According to the press materials, Bloom plays Rycroft "Philo" Philostrate, a human detective who unwisely rekindles a dangerous romance with a refugee faerie, Vignette Stonemoss (Cara Delevingne). She has a secret which may have something to do with gruesome serial murders on Carnival Row that Philo is investigating.
Also in their orbit are Runyan Millworthy (Simon McBurney), an eccentric traveling showman with a troupe of strange creatures called kobolds; Agreus (David Gyasi), a wealthy faun who daringly attempts to end segregation by moving into an affluent human neighborhood; Imogen Spurnrose (Tamzin Merchant), a young woman and opportunistic gold digger who sees Agreus as a means to change her aristocratic family's failing fortunes; Ezra Spurnrose (Andrew Gower), a man who has gambled his deceased watchmaker father's fortune on the enterprise of ferrying migrant workers from the faerie homelands; Tourmaline (Karla Crome), a quick-witted faerie poet refugee; Jonah Breakspear (Arty Froushan), a playboy whose playground is the brothels of Carnival Row; Sophie Longerbane (Caroline Ford), a mysterious noblewoman who's grown up under her tyrannical father's thumb; Piety Breakspear (Indira Varma), the regal matriarch of the powerful family who controls the city of The Burgue and Absalom Breakspear (Jared Harris), the suspiciously secretive Chancellor of the Burgue. As a fan of Victoriana, steampunk and fantasy, I'm intrigued.
The activation for Amazon's "The Expanse" also took on this theme of exploitation and prejudice. We're taken to a barren planet with large rushed metal sculptures protruding from the red soil of the planet. As part of a UN Security Council team, we're asking questions of a male suspect who looks to have been beaten.
No doubt both the fantasy and the science fiction series are being billed as timely. Yet it was outside these activations, while waiting at another site that both my husband and I were subjected to more subtle forms of prejudice while standing in line.

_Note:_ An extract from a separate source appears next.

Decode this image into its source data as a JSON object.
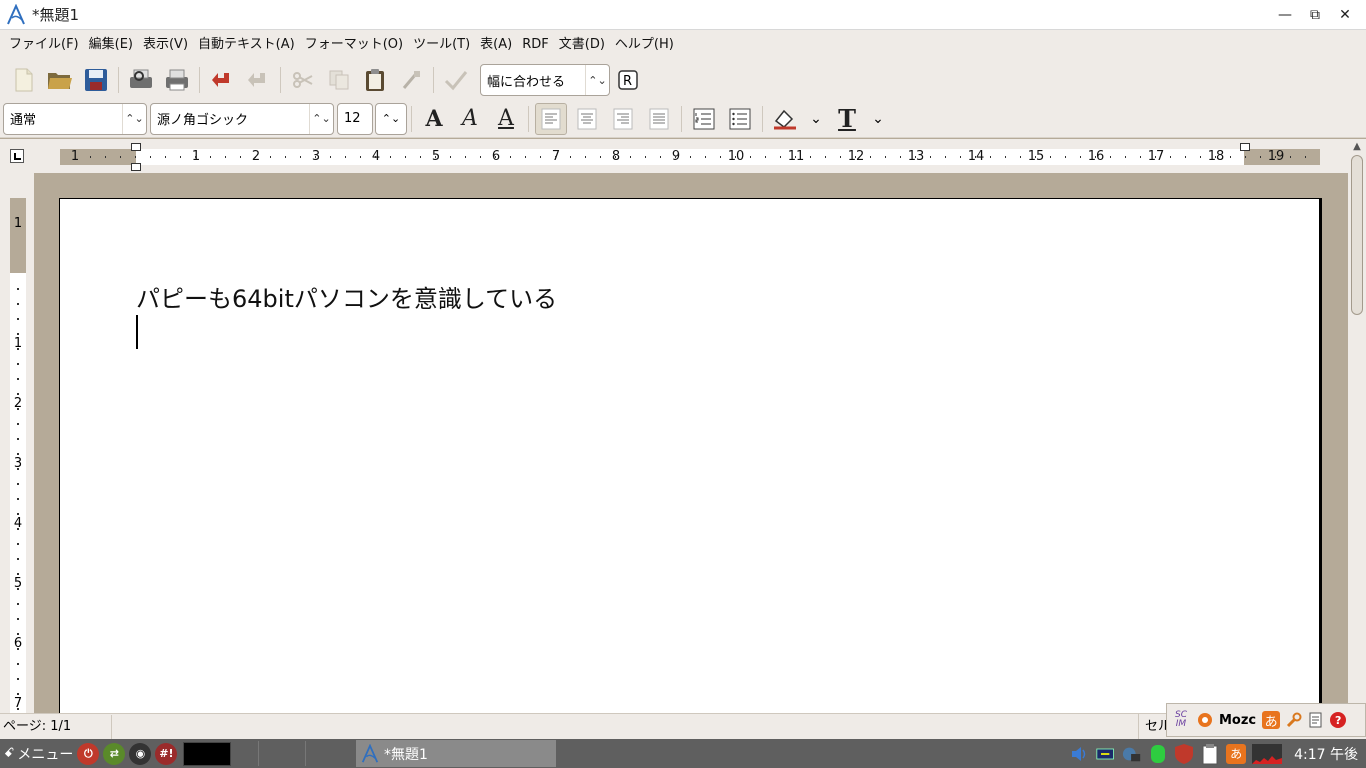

Besides lines, SDCC is known for swag. Waiting in line you could get some branded items. Sometimes, those things are reserved for a lucky few. Sometimes being lucky means being a certain type of people. All minorities have probably suspected that they were not the right type at some time. In this instance, I was the only one who wanted a leftover item but only received it when a black woman spoke up on my behalf.
Perhaps stories about prejudice and tiered systems, segregation and reluctant integration, racism and resistance have never been untimely. I look forward to both "Carnival Row" and "The Expanse" and any other fictional drama that encourages others to speak up for those less fortunate, for those being treated unfairly, even if those people are different.
"Carnival Row" will premiere on August 30 on Amazon Prime Video. "The Expanse" Season 4 begins on December 13. "The Expanse" was originally on Syfy but was cancelled in May of 2018; Amazon Prime Video picked up the series. Season four will be the first at its new home.